--- DIRECTIONS ---
Present the data once more in exactly its original form.

--- Items from a data source ---
= = =
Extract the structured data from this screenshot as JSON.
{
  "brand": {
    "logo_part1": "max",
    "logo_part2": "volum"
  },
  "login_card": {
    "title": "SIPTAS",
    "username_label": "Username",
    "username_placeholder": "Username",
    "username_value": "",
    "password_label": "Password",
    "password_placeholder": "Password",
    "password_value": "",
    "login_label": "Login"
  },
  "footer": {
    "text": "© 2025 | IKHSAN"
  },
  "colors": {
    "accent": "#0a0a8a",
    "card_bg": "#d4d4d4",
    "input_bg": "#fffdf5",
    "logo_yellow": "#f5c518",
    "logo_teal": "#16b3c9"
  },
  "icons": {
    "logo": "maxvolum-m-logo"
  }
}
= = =
--- ANSWER SECTION ---
Extract the structured data from this screenshot as JSON.
{
  "brand": {
    "logo_part1": "max",
    "logo_part2": "volum"
  },
  "login_card": {
    "title": "SIPTAS",
    "username_label": "Username",
    "username_placeholder": "Username",
    "username_value": "",
    "password_label": "Password",
    "password_placeholder": "Password",
    "password_value": "",
    "login_label": "Login"
  },
  "footer": {
    "text": "© 2025 | IKHSAN"
  },
  "colors": {
    "accent": "#0a0a8a",
    "card_bg": "#d4d4d4",
    "input_bg": "#fffdf5",
    "logo_yellow": "#f5c518",
    "logo_teal": "#16b3c9"
  },
  "icons": {
    "logo": "maxvolum-m-logo"
  }
}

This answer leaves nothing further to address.